[Start of Attachment]
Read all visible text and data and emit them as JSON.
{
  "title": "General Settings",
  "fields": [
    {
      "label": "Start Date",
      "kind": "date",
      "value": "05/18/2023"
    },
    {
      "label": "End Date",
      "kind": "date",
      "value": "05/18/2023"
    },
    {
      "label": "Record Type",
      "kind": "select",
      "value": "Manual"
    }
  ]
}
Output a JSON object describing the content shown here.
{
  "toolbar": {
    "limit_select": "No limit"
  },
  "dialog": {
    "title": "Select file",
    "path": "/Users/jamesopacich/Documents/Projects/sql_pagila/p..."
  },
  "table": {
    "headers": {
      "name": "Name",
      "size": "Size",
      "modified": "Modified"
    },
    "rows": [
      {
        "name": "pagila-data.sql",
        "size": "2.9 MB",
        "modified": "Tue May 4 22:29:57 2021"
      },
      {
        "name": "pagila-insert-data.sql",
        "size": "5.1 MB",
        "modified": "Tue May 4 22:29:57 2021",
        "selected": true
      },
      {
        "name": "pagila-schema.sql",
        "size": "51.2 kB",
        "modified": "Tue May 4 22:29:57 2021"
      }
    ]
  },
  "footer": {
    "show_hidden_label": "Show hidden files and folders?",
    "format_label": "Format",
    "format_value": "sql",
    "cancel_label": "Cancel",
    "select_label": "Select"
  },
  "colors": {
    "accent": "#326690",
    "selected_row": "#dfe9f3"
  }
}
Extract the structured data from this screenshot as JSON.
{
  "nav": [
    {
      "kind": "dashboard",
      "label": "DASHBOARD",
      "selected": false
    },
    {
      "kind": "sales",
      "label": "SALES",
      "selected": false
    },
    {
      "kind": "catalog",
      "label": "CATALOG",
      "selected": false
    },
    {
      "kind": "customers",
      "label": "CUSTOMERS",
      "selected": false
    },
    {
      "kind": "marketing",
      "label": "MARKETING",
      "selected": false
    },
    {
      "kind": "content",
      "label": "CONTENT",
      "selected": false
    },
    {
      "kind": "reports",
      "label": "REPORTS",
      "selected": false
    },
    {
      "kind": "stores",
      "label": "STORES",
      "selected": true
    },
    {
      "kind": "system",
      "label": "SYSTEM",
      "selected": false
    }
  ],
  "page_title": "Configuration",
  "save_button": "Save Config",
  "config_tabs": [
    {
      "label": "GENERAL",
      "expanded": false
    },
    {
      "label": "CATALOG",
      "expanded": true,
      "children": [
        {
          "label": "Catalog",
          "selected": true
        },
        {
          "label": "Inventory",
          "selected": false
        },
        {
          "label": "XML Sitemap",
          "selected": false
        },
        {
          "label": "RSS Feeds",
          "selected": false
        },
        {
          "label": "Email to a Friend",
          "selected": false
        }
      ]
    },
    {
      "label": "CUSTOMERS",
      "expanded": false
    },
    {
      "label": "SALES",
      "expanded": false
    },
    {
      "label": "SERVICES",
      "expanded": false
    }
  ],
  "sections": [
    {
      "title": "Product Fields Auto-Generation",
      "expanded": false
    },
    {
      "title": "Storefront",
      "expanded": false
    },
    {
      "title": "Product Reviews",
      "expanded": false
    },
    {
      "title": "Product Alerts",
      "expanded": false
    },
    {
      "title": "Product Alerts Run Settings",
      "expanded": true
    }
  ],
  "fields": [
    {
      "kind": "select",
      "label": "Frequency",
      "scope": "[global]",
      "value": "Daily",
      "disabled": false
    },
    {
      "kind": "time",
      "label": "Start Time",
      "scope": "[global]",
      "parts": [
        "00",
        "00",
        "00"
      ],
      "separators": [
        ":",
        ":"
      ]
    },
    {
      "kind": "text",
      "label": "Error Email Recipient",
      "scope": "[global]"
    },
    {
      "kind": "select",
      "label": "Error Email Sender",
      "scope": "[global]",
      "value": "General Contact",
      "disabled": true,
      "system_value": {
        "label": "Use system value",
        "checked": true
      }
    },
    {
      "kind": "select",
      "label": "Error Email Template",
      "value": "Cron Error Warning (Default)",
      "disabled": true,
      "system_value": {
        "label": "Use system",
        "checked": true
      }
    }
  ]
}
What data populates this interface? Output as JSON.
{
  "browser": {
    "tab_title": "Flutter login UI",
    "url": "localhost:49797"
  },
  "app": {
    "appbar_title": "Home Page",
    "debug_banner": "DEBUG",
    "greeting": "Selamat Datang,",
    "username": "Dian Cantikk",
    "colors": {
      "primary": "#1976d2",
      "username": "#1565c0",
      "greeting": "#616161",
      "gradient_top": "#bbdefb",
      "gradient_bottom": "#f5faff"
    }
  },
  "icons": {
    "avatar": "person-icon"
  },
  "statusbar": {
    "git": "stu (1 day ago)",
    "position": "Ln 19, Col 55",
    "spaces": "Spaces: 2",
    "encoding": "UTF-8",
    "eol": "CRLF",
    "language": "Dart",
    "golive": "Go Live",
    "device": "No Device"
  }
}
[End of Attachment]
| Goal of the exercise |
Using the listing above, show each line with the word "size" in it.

| Task answer |
      "size": "Size",
        "size": "2.9 MB",
        "size": "5.1 MB",
        "size": "51.2 kB",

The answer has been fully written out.